With TLS

  • Case of only two peers

If your testbed consists of only two peers, you may follow the same instructions as in previous section to generate the self-signed certificate on each peer. Then, the following additional step must be performed on both peers:

$ cat peer1.cert.pem peer2.cert.pem > ca.pem

Then configure freeDiameter.conf with:

TLS_Cred = "cert.pem", "privkey.pem";
TLS_CA = "ca.pem";
  • Case of more peers

In order to avoid copying the self-signed certificates between all peers (you'd have to copy each peer certificate to all other peers), it is probably easier to set up a fake CA and have this CA sign all your peers certificates.

It is the scenario we are using in our testbed, therefore you might find the following resources useful:

[source:freeDiameter/contrib/PKI contrib/PKI]
This folder contains some scripts that can help you managing this "fake" CA. You will find a few more details in the [source:freeDiameter/contrib/README contrib/README] file. The easiest way is to have a storage shared with all your peers, and have this fake PKI files reside in this storage. Otherwise you may find the make ship target from ca_script2 script in this directory useful.
This is the script we use to generate all the certificates of our test machines. It uses the Makefile from ca_script2. It shows an example of how to use this script to generate all the peers certificates. Check the script [source:VirtualTestbed/scripts/] for an example of how we use the generated certificates in each node.

Configuration examples

You can find many configuration files examples in our testbed [source:VirtualTestbed/conf here]. Some of the examples are explained in the Screenshots page in more details. You may also check the EAP Testbed explanation page that shows how to perform EAP authentication and accounting with freeDiameter.

Here is a typical example of configuration:

# -------- Local ---------

# Uncomment if the framework cannot resolv it.
#Identity = "backend.localhost";

# TLS configuration (see previous section)
TLS_Cred = "cert.pem" , "privkey.pem";
TLS_CA = "ca.pem";

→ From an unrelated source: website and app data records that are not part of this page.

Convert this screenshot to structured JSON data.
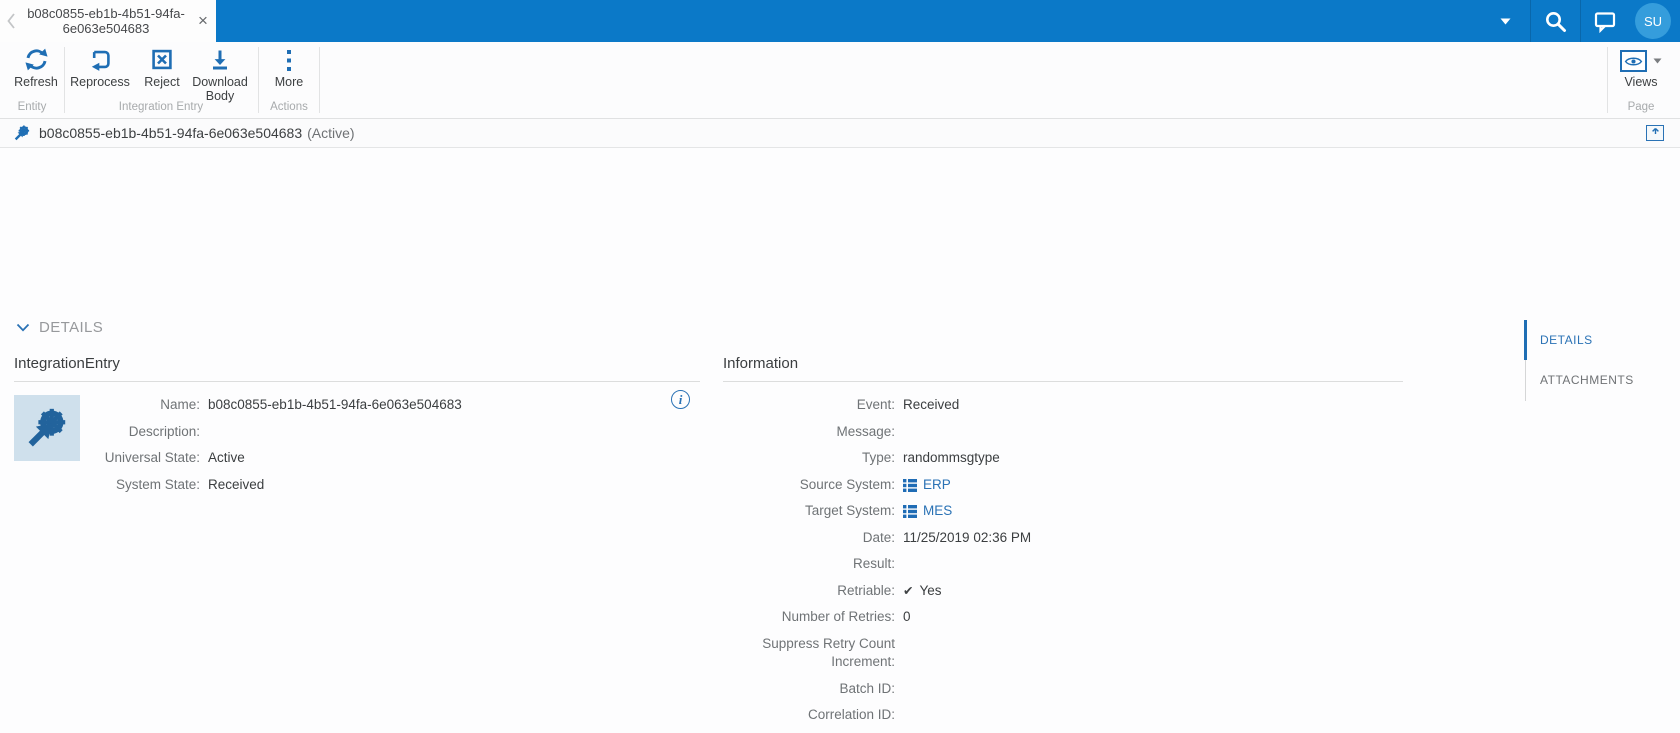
{
  "icons": {
    "check_glyph": "✔",
    "close_glyph": "×",
    "info_glyph": "i"
  },
  "topbar": {
    "tab_title": "b08c0855-eb1b-4b51-94fa-6e063e504683",
    "avatar_initials": "SU"
  },
  "toolbar": {
    "groups": [
      {
        "caption": "Entity",
        "buttons": [
          {
            "label": "Refresh"
          }
        ]
      },
      {
        "caption": "Integration Entry",
        "buttons": [
          {
            "label": "Reprocess"
          },
          {
            "label": "Reject"
          },
          {
            "label": "Download Body"
          }
        ]
      },
      {
        "caption": "Actions",
        "buttons": [
          {
            "label": "More"
          }
        ]
      }
    ],
    "page_group": {
      "caption": "Page",
      "views_label": "Views"
    }
  },
  "titlebar": {
    "title": "b08c0855-eb1b-4b51-94fa-6e063e504683",
    "status": "(Active)"
  },
  "details": {
    "header": "DETAILS",
    "left": {
      "title": "IntegrationEntry",
      "fields": [
        {
          "label": "Name:",
          "value": "b08c0855-eb1b-4b51-94fa-6e063e504683"
        },
        {
          "label": "Description:",
          "value": ""
        },
        {
          "label": "Universal State:",
          "value": "Active"
        },
        {
          "label": "System State:",
          "value": "Received"
        }
      ]
    },
    "right": {
      "title": "Information",
      "fields": [
        {
          "label": "Event:",
          "value": "Received"
        },
        {
          "label": "Message:",
          "value": ""
        },
        {
          "label": "Type:",
          "value": "randommsgtype"
        },
        {
          "label": "Source System:",
          "value": "ERP",
          "type": "entity-link"
        },
        {
          "label": "Target System:",
          "value": "MES",
          "type": "entity-link"
        },
        {
          "label": "Date:",
          "value": "11/25/2019 02:36 PM"
        },
        {
          "label": "Result:",
          "value": ""
        },
        {
          "label": "Retriable:",
          "value": "Yes",
          "type": "check"
        },
        {
          "label": "Number of Retries:",
          "value": "0"
        },
        {
          "label": "Suppress Retry Count Increment:",
          "value": ""
        },
        {
          "label": "Batch ID:",
          "value": ""
        },
        {
          "label": "Correlation ID:",
          "value": ""
        }
      ]
    }
  },
  "side_tabs": {
    "details": "DETAILS",
    "attachments": "ATTACHMENTS"
  },
  "colors": {
    "topbar_blue": "#0b79c8",
    "icon_blue": "#1f6eb4",
    "link_blue": "#2a72b5",
    "avatar_blue": "#359ddc",
    "thumb_bg": "#cfe0ec",
    "active_tab_indicator": "#1f6eb4"
  }
}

# Limit the number of SCTP streams
SCTP_streams = 3;

# -------- Extensions ---------

# Uncomment (and create rtd.conf) to specify routing table for this peer.
#LoadExtension = "rt_default.fdx" : "rtd.conf";

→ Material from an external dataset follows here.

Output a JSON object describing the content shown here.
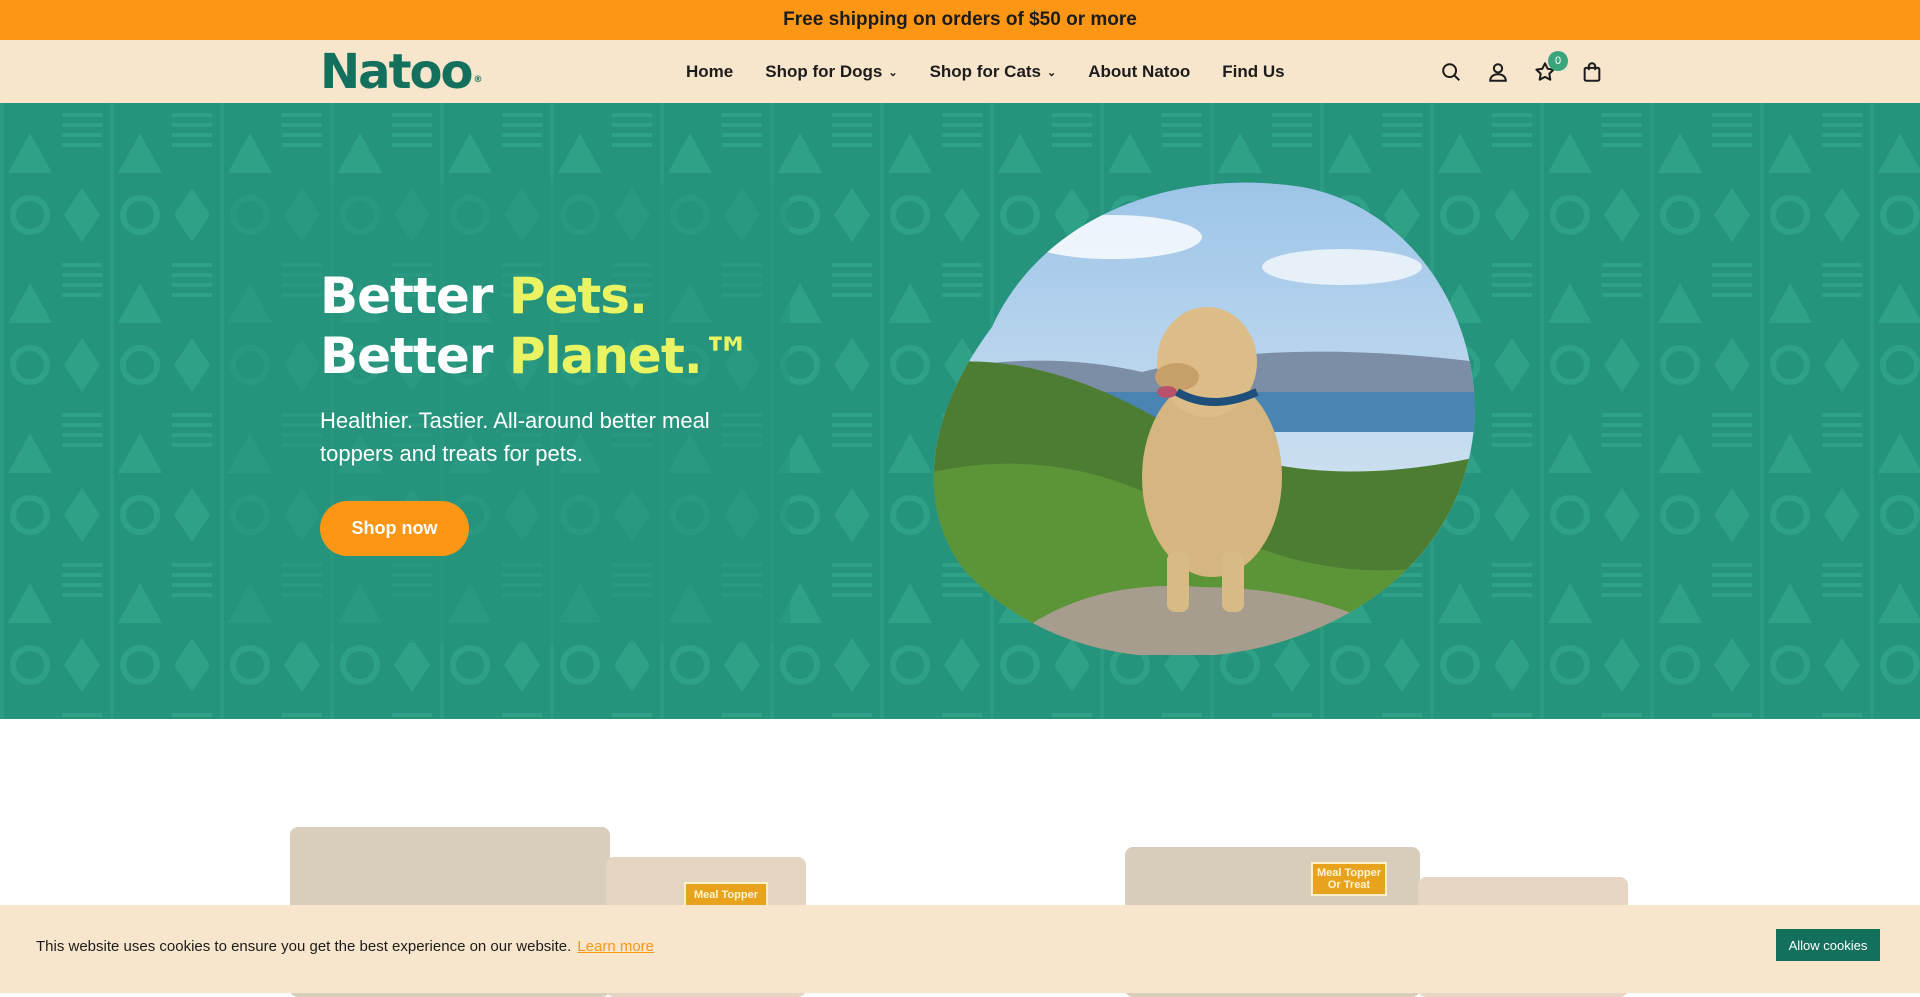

# Uncomment (and create acl.conf) to allow incoming connections from other peers.
#LoadExtension = "acl_wl.fdx" : "acl.conf";

# Uncomment to display periodic state information
#LoadExtension = "dbg_monitor.fdx";

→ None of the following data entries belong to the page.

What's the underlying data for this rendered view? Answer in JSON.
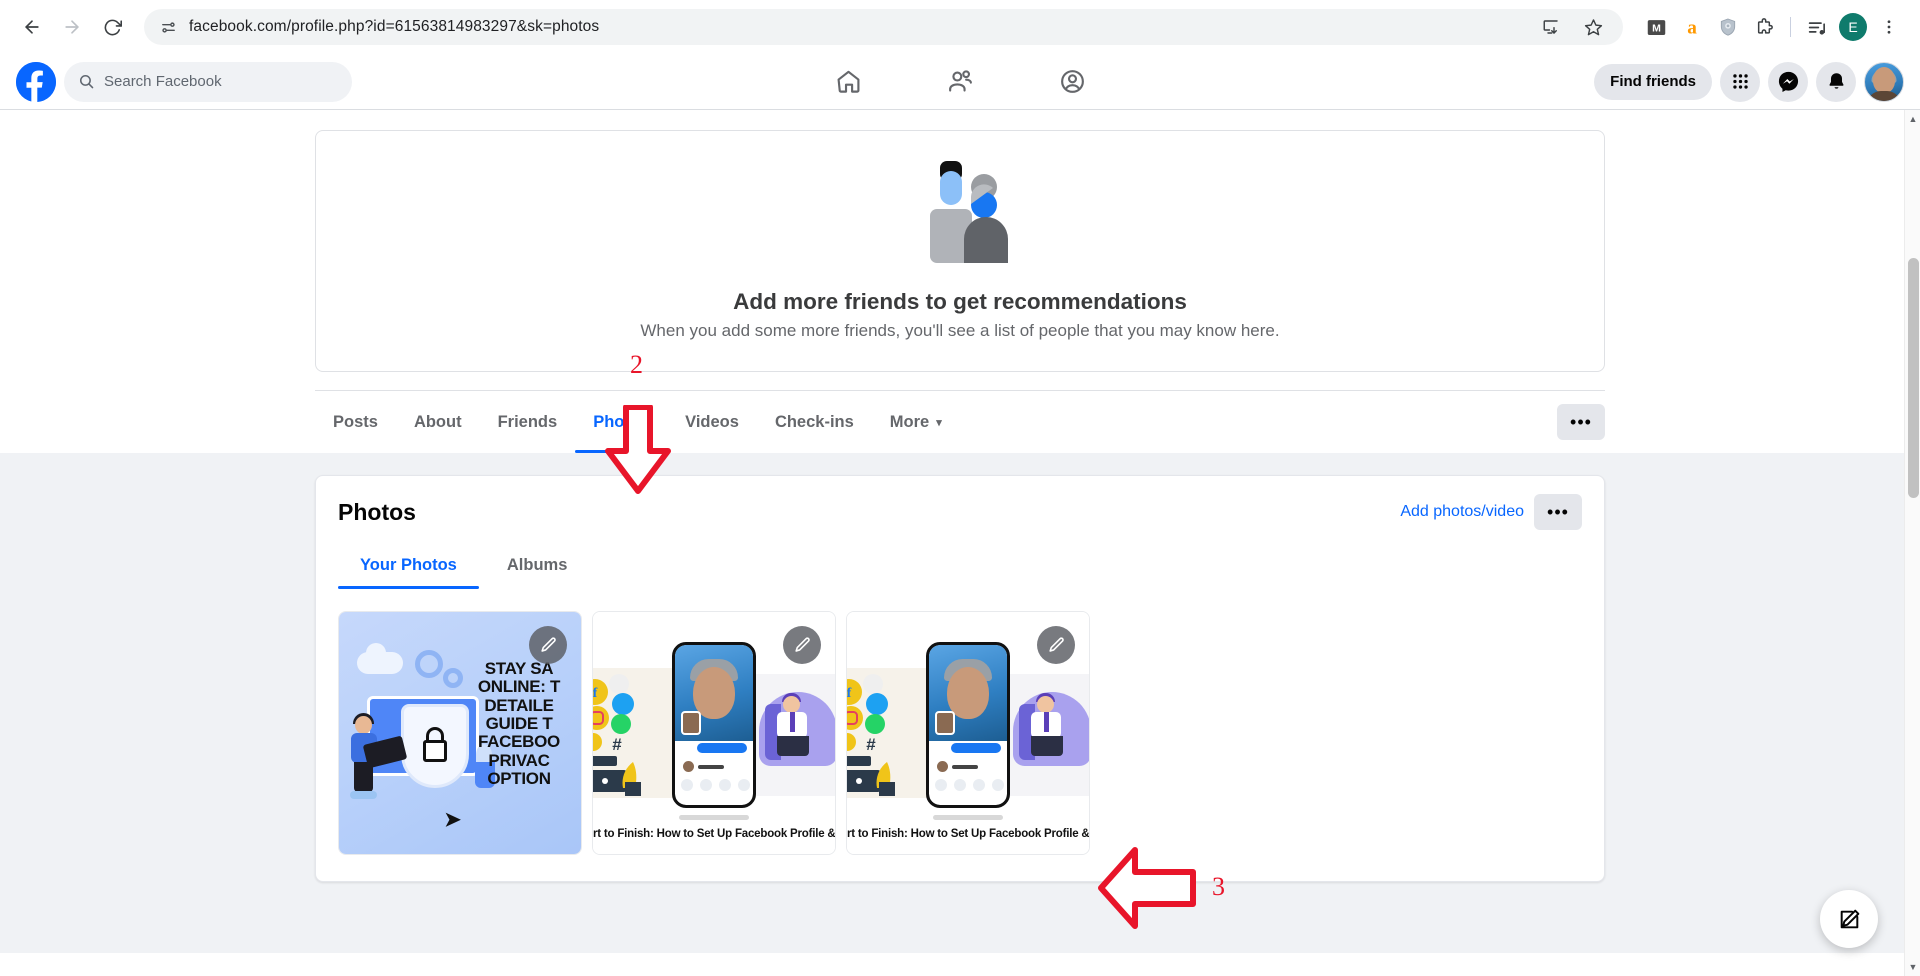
{
  "browser": {
    "back_label": "Back",
    "forward_label": "Forward",
    "reload_label": "Reload",
    "site_info_label": "View site information",
    "url": "facebook.com/profile.php?id=61563814983297&sk=photos",
    "install_label": "Install app",
    "bookmark_label": "Bookmark this tab",
    "extensions": [
      {
        "name": "mailtrack-extension-icon",
        "glyph": "M",
        "color": "#4a4a4a"
      },
      {
        "name": "amazon-extension-icon",
        "glyph": "a",
        "color": "#ff9900"
      },
      {
        "name": "shield-privacy-extension-icon",
        "glyph": "shield",
        "color": "#9aa5b1"
      },
      {
        "name": "extensions-puzzle-icon",
        "glyph": "puzzle",
        "color": "#3c4043"
      },
      {
        "name": "media-playlist-icon",
        "glyph": "playlist",
        "color": "#3c4043"
      }
    ],
    "profile_initial": "E",
    "profile_color": "#0f7b6c",
    "menu_label": "Customize and control Chrome"
  },
  "fb_header": {
    "logo_label": "Facebook",
    "search_placeholder": "Search Facebook",
    "nav": [
      {
        "name": "nav-home",
        "label": "Home"
      },
      {
        "name": "nav-friends",
        "label": "Friends"
      },
      {
        "name": "nav-profile",
        "label": "Profile"
      }
    ],
    "find_friends_label": "Find friends",
    "menu_grid_label": "Menu",
    "messenger_label": "Messenger",
    "notifications_label": "Notifications",
    "account_label": "Your profile",
    "accent_color": "#0866ff"
  },
  "recommendations": {
    "title": "Add more friends to get recommendations",
    "subtitle": "When you add some more friends, you'll see a list of people that you may know here."
  },
  "profile_tabs": {
    "items": [
      {
        "label": "Posts",
        "active": false
      },
      {
        "label": "About",
        "active": false
      },
      {
        "label": "Friends",
        "active": false
      },
      {
        "label": "Photos",
        "active": true
      },
      {
        "label": "Videos",
        "active": false
      },
      {
        "label": "Check-ins",
        "active": false
      },
      {
        "label": "More",
        "active": false,
        "caret": "▾"
      }
    ],
    "more_button_label": "•••"
  },
  "photos_section": {
    "title": "Photos",
    "add_link": "Add photos/video",
    "more_button_label": "•••",
    "sub_tabs": [
      {
        "label": "Your Photos",
        "active": true
      },
      {
        "label": "Albums",
        "active": false
      }
    ],
    "items": [
      {
        "name": "photo-thumb-1",
        "alt": "Stay Safe Online Facebook privacy guide graphic",
        "caption_lines": [
          "STAY SA",
          "ONLINE: T",
          "DETAILE",
          "GUIDE T",
          "FACEBOO",
          "PRIVAC",
          "OPTION"
        ],
        "edit_label": "Edit"
      },
      {
        "name": "photo-thumb-2",
        "alt": "How to Set Up Facebook Profile graphic",
        "caption": "rt to Finish: How to Set Up Facebook Profile & Op",
        "edit_label": "Edit"
      },
      {
        "name": "photo-thumb-3",
        "alt": "How to Set Up Facebook Profile graphic",
        "caption": "rt to Finish: How to Set Up Facebook Profile & Op",
        "edit_label": "Edit"
      }
    ]
  },
  "annotations": {
    "color": "#e8152a",
    "items": [
      {
        "name": "annotation-arrow-2",
        "number": "2",
        "direction": "down",
        "target": "Photos tab"
      },
      {
        "name": "annotation-arrow-3",
        "number": "3",
        "direction": "left",
        "target": "third photo thumbnail"
      }
    ]
  },
  "compose_button": {
    "label": "Create post"
  },
  "scrollbar": {
    "up_label": "▲",
    "down_label": "▼"
  }
}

# Uncomment to enable an interactive Python interpreter session.
# (see doc/ for more information)
#LoadExtension = "dbg_interactive.fdx";

# Load the RFC4005 dictionary objects
LoadExtension = "dict_nasreq.fdx";

# Load RFC4072 dictionary objects
LoadExtension = "dict_eap.fdx";

# Load the Diameter EAP server extension (requires diameap.conf)
LoadExtension = "app_diameap.fdx" : "diameap.conf";

# Load the Accounting Server extension (requires app_acct.conf)
LoadExtension = "app_acct.fdx" : "app_acct.conf";

# -------- Peers ---------

# The framework will actively attempt to establish and maintain a connection
# with the peers listed here.
# For only accepting incoming connections, see the acl_wl.fx extension.

ConnectPeer = "nas.localhost" { No_TLS; };
ConnectPeer = "relay.localhost" { ConnectTo = "2001:DB8:1234::5678"; };

Last modified 13 years ago Last modified on Mar 3, 2011, 4:04:57 PM